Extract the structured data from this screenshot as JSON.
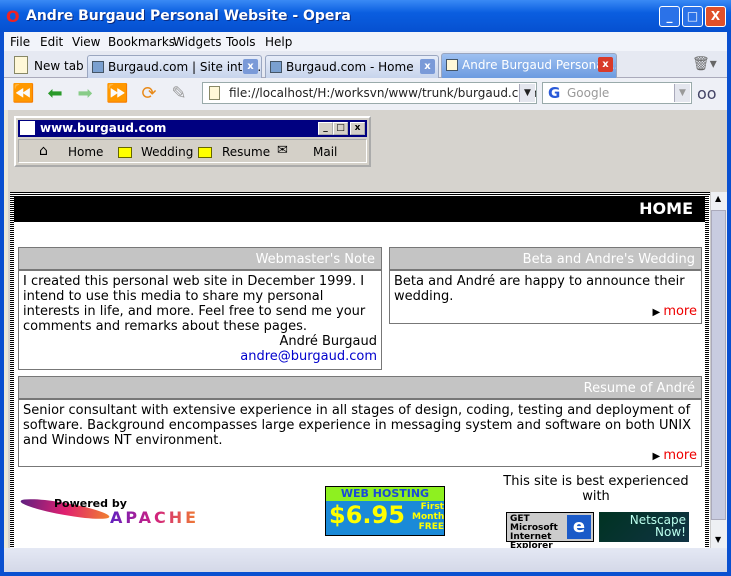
{
  "window": {
    "title": "Andre Burgaud Personal Website - Opera",
    "minimize": "_",
    "maximize": "□",
    "close": "X"
  },
  "menu": [
    "File",
    "Edit",
    "View",
    "Bookmarks",
    "Widgets",
    "Tools",
    "Help"
  ],
  "tabs": {
    "new_tab": "New tab",
    "items": [
      {
        "label": "Burgaud.com | Site inter...",
        "active": false
      },
      {
        "label": "Burgaud.com - Home",
        "active": false
      },
      {
        "label": "Andre Burgaud Personal ...",
        "active": true
      }
    ]
  },
  "toolbar": {
    "address": "file://localhost/H:/worksvn/www/trunk/burgaud.com/CURRE",
    "search_placeholder": "Google"
  },
  "mini_window": {
    "title": "www.burgaud.com",
    "items": [
      "Home",
      "Wedding",
      "Resume",
      "Mail"
    ]
  },
  "page": {
    "header": "HOME",
    "note": {
      "title": "Webmaster's Note",
      "text": "I created this personal web site in December 1999. I intend to use this media to share my personal interests in life, and more. Feel free to send me your comments and remarks about these pages.",
      "signature": "André Burgaud",
      "email": "andre@burgaud.com"
    },
    "wedding": {
      "title": "Beta and Andre's Wedding",
      "text": "Beta and André are happy to announce their wedding.",
      "more": "more"
    },
    "resume": {
      "title": "Resume of André",
      "text": "Senior consultant with extensive experience in all stages of design, coding, testing and deployment of software. Background encompasses large experience in messaging system and software on both UNIX and Windows NT environment.",
      "more": "more"
    },
    "footer": {
      "apache_top": "Powered by",
      "apache": "APACHE",
      "hosting_top": "WEB HOSTING",
      "hosting_price": "$6.95",
      "hosting_side": "First Month FREE",
      "best": "This site is best experienced with",
      "ie": "GET Microsoft Internet Explorer",
      "netscape": "Netscape Now!"
    }
  }
}
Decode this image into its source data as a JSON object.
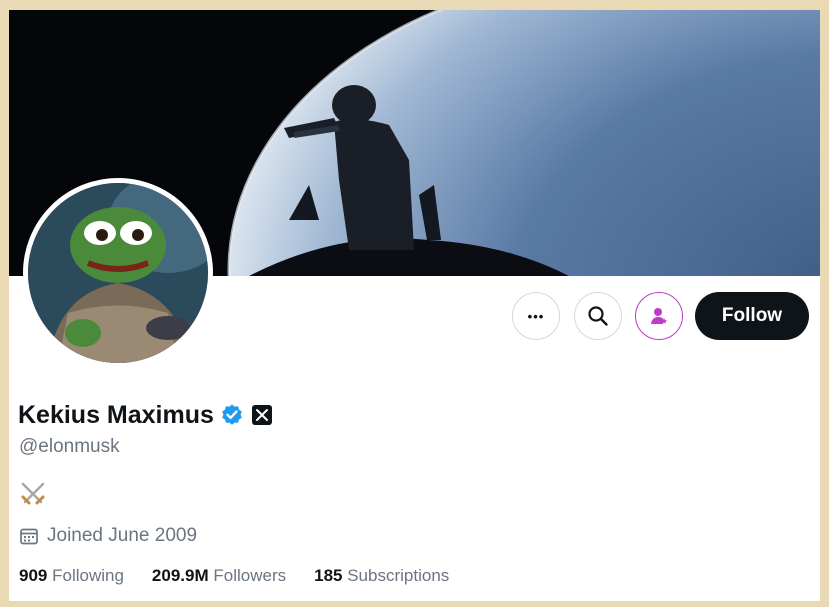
{
  "profile": {
    "display_name": "Kekius Maximus",
    "handle": "@elonmusk",
    "bio_emoji": "⚔",
    "joined": "Joined June 2009",
    "verified": true
  },
  "actions": {
    "more_label": "•••",
    "follow_label": "Follow"
  },
  "stats": {
    "following_count": "909",
    "following_label": "Following",
    "followers_count": "209.9M",
    "followers_label": "Followers",
    "subscriptions_count": "185",
    "subscriptions_label": "Subscriptions"
  },
  "colors": {
    "verified_blue": "#1d9bf0",
    "subscribe_magenta": "#c03bc8",
    "text_primary": "#0f1419",
    "text_secondary": "#6b7580"
  },
  "icons": {
    "more": "more-icon",
    "search": "search-icon",
    "subscribe": "subscribe-person-icon",
    "verified": "verified-badge-icon",
    "x_logo": "x-logo-icon",
    "calendar": "calendar-icon"
  }
}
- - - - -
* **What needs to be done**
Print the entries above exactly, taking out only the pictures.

* **Solution for this task**
Extract the structured data from this screenshot as JSON.
{
  "window": {
    "title": "Andre Burgaud Personal Website - Opera",
    "minimize": "_",
    "maximize": "□",
    "close": "X"
  },
  "menu": [
    "File",
    "Edit",
    "View",
    "Bookmarks",
    "Widgets",
    "Tools",
    "Help"
  ],
  "tabs": {
    "new_tab": "New tab",
    "items": [
      {
        "label": "Burgaud.com | Site inter...",
        "active": false
      },
      {
        "label": "Burgaud.com - Home",
        "active": false
      },
      {
        "label": "Andre Burgaud Personal ...",
        "active": true
      }
    ]
  },
  "toolbar": {
    "address": "file://localhost/H:/worksvn/www/trunk/burgaud.com/CURRE",
    "search_placeholder": "Google"
  },
  "mini_window": {
    "title": "www.burgaud.com",
    "items": [
      "Home",
      "Wedding",
      "Resume",
      "Mail"
    ]
  },
  "page": {
    "header": "HOME",
    "note": {
      "title": "Webmaster's Note",
      "text": "I created this personal web site in December 1999. I intend to use this media to share my personal interests in life, and more. Feel free to send me your comments and remarks about these pages.",
      "signature": "André Burgaud",
      "email": "andre@burgaud.com"
    },
    "wedding": {
      "title": "Beta and Andre's Wedding",
      "text": "Beta and André are happy to announce their wedding.",
      "more": "more"
    },
    "resume": {
      "title": "Resume of André",
      "text": "Senior consultant with extensive experience in all stages of design, coding, testing and deployment of software. Background encompasses large experience in messaging system and software on both UNIX and Windows NT environment.",
      "more": "more"
    },
    "footer": {
      "apache_top": "Powered by",
      "apache": "APACHE",
      "hosting_top": "WEB HOSTING",
      "hosting_price": "$6.95",
      "hosting_side": "First Month FREE",
      "best": "This site is best experienced with",
      "ie": "GET Microsoft Internet Explorer",
      "netscape": "Netscape Now!"
    }
  }
}
Decode this image into its source data as a JSON object.
{
  "profile": {
    "display_name": "Kekius Maximus",
    "handle": "@elonmusk",
    "bio_emoji": "⚔",
    "joined": "Joined June 2009",
    "verified": true
  },
  "actions": {
    "more_label": "•••",
    "follow_label": "Follow"
  },
  "stats": {
    "following_count": "909",
    "following_label": "Following",
    "followers_count": "209.9M",
    "followers_label": "Followers",
    "subscriptions_count": "185",
    "subscriptions_label": "Subscriptions"
  },
  "colors": {
    "verified_blue": "#1d9bf0",
    "subscribe_magenta": "#c03bc8",
    "text_primary": "#0f1419",
    "text_secondary": "#6b7580"
  },
  "icons": {
    "more": "more-icon",
    "search": "search-icon",
    "subscribe": "subscribe-person-icon",
    "verified": "verified-badge-icon",
    "x_logo": "x-logo-icon",
    "calendar": "calendar-icon"
  }
}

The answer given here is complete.